There is a raging debate over the future of 100 octane avgas and Lycoming’s view about the problem on an AVwebinsider Blog by Paul Bertorelli. The gist is that TCM thinks most of its engines would work on 94 UL, or could be made to work on it, and Lycoming says that there must be a 100 octane gasoline. Of course, this is all wrapped in the context that GA can only afford to have one avgas.
I find the Lycoming stand on 100 octane fuel and the resulting implication that there will be only one avgas and it must be 100 octane a bit specious. Does anybody else remember this announcement on AVweb on June 4, 2008, and the forum presented by Lycoming at AirVenture 2008 on Tuesday, July 29, called: Lycoming Activities on Alternate Fuels-The Future, given by Randy Jensen, and the resulting flurry of articles surrounding the announcement of the Lycoming O-233 LSA engine.

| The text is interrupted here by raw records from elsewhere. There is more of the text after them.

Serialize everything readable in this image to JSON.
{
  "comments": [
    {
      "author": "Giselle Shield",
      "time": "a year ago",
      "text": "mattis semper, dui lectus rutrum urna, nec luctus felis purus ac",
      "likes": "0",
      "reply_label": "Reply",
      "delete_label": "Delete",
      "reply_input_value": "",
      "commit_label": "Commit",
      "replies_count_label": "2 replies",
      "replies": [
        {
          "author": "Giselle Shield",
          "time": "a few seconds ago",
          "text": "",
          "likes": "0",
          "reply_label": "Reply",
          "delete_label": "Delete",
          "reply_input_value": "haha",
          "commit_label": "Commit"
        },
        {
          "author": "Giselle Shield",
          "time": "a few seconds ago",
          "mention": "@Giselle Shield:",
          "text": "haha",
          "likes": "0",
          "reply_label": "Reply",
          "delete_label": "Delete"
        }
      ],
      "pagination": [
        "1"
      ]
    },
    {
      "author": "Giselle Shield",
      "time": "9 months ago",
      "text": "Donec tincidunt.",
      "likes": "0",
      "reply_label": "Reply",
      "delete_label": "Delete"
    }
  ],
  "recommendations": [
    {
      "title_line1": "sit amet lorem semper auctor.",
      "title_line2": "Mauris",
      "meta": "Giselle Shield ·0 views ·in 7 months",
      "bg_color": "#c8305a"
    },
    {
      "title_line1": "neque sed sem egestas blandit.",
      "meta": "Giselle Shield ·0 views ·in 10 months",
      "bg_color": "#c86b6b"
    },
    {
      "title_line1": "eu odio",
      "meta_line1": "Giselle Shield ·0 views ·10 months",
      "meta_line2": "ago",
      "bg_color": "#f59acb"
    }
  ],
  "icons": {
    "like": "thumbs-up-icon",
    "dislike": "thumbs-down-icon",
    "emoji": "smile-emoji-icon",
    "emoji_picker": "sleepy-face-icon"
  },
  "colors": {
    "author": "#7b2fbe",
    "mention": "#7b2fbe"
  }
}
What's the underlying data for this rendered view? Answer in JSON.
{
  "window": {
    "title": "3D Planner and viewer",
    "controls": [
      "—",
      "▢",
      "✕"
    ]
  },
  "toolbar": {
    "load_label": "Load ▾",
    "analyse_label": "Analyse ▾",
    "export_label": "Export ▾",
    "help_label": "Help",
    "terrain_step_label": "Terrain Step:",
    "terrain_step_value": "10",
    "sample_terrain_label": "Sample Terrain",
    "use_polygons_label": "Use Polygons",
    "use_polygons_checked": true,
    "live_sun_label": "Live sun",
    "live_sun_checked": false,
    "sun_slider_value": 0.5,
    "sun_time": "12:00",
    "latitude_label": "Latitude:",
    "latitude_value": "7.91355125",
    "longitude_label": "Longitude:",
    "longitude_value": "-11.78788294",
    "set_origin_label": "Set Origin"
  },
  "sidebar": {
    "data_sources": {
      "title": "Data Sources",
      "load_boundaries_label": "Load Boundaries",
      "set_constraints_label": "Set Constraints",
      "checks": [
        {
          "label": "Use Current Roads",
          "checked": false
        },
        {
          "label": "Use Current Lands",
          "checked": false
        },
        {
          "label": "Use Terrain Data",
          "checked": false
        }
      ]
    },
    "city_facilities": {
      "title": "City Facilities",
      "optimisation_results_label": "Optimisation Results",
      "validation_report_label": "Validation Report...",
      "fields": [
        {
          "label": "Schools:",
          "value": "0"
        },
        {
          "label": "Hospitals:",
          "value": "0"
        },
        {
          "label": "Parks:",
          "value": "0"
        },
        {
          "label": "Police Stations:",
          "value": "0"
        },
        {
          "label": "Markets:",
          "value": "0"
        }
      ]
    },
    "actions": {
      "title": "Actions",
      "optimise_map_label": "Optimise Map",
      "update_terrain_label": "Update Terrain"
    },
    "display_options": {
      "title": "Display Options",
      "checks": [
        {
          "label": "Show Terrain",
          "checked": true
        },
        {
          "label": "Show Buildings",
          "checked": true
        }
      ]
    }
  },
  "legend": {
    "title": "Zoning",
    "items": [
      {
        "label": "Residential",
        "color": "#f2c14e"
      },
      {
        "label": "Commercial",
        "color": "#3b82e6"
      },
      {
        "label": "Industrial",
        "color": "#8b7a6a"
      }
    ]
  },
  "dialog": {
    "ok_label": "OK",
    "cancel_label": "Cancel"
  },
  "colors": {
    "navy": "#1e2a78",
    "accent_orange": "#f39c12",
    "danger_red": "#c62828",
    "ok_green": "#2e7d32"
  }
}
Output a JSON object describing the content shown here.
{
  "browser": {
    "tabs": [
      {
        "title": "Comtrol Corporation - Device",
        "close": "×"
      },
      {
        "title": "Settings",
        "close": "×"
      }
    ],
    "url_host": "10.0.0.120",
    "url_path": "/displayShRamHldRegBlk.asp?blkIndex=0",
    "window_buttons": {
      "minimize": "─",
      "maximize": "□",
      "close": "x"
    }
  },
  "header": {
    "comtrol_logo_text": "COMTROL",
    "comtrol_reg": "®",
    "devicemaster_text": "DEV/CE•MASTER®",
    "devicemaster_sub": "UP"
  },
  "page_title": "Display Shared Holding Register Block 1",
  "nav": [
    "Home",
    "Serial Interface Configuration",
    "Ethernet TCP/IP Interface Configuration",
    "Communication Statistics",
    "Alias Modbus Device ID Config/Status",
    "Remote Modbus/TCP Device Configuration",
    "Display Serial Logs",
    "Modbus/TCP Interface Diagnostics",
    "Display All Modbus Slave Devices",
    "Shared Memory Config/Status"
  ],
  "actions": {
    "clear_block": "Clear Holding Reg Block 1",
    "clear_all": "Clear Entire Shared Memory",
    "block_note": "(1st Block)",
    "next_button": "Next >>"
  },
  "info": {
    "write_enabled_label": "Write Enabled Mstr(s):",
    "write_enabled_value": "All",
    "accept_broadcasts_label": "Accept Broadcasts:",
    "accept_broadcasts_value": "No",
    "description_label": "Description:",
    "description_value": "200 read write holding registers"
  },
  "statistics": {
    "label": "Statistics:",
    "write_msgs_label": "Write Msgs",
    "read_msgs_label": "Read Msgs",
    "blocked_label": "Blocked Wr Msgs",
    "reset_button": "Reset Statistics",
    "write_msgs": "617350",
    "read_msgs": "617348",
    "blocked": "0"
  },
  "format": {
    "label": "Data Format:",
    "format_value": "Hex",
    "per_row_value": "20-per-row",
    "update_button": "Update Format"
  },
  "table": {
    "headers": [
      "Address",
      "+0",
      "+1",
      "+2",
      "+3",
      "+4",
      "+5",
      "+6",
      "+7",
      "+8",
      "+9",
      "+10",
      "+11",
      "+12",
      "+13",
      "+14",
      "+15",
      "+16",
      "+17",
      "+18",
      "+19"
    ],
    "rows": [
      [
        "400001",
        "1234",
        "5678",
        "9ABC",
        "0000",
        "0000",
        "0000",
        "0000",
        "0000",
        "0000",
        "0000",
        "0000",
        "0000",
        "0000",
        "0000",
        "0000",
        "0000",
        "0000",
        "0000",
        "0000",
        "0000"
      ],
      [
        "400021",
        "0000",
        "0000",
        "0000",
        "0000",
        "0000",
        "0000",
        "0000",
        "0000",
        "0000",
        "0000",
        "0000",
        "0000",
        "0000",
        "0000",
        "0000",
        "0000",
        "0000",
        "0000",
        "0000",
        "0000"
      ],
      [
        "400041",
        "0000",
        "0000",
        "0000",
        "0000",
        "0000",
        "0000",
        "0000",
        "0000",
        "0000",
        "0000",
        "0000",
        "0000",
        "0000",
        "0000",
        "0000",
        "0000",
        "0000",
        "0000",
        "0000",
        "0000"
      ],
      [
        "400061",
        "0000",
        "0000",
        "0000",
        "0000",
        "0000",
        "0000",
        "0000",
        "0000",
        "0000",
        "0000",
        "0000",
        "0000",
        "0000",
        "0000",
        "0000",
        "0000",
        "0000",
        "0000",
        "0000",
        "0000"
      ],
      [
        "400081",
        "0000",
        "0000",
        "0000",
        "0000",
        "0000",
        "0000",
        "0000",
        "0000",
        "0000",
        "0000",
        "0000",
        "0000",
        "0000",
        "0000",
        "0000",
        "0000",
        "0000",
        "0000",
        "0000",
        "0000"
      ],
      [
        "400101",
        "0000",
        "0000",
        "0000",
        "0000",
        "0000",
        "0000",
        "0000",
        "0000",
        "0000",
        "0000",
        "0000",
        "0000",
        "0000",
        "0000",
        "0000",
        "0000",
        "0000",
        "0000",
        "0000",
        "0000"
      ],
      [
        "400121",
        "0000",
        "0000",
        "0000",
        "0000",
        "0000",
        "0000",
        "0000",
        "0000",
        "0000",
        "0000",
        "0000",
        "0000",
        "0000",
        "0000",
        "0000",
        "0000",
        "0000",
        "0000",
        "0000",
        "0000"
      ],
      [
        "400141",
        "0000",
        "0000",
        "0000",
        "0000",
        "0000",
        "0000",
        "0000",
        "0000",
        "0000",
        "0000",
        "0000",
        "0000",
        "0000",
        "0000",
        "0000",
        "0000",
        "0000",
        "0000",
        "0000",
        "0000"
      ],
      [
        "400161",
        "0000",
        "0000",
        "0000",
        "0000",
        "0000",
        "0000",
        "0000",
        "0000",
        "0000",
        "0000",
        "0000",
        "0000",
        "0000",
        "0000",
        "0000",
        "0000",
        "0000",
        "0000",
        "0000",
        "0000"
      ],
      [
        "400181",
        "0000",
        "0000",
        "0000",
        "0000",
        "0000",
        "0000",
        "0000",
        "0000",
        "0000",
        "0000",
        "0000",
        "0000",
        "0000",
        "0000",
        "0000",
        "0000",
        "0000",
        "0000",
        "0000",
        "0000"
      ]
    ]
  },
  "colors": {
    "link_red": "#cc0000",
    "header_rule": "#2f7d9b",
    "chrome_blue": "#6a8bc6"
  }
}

At the AirVenture forum on avgas, Jensen explained what Lycoming was doing with the mogas announcement for the O-360 and IO-360. Jensen, who sits on the ASTM fuels panel, explained that Lycoming was proposing a new 93 AKI unleaded mogas fuel standard, as part of ASTM D 4814 (mogas), for aviation use. He indicated that it would be a special blend of mogas with tighter RVP standards and a few other tweaks. He said that Lycoming specifically picked the O-360 and IO-360 for this program because they were the most ubiquitous engines in GA and Lycoming figured that market forces would prevail. Since then, nothing. Deafening silence.
Jensen gave another presentation at AirVenture 2009. No mention of 93 AKI mogas. So I asked him about it during the Q&A session at the end of his presentation, and why Lycoming wasn’t just supporting the ASTM 94 UL standard. He indicated that the 93 AKI standard was still a high priority at Lycoming but they just got too busy with other projects but it was going to be done and that it was different than 94 UL.
What is ironic is that back in June 2008 Lycoming expected FAA approval by the fall of 2008. To date nothing has been submitted to ASTM and there have been no further announcements by Lycoming.
Of course, what really begs the question, is how would such a special gas be delivered? This new fuel would require the dreaded, we must never speak about it because it can’t be done, two tank solution on our airports.
Submitted by Dean Billing
The GAfuels Blog is written by three private pilots concerned about the future availability of fuels for piston-engine aircraft. They are:
- Dean Billing (Sisters, Ore.) – an expert on autogas and ethanol
- Kent Misegades (Cary, N.C.) – an aerospace engineer and aviation journalist
- Todd Petersen (Minden, Neb.) – former aerial applicator and owner of more than 150 Mogas STCs for aircraft
For a list of airports that have ethanol-free fuel and those no longer pumping it, compiled by the authors, follow this link.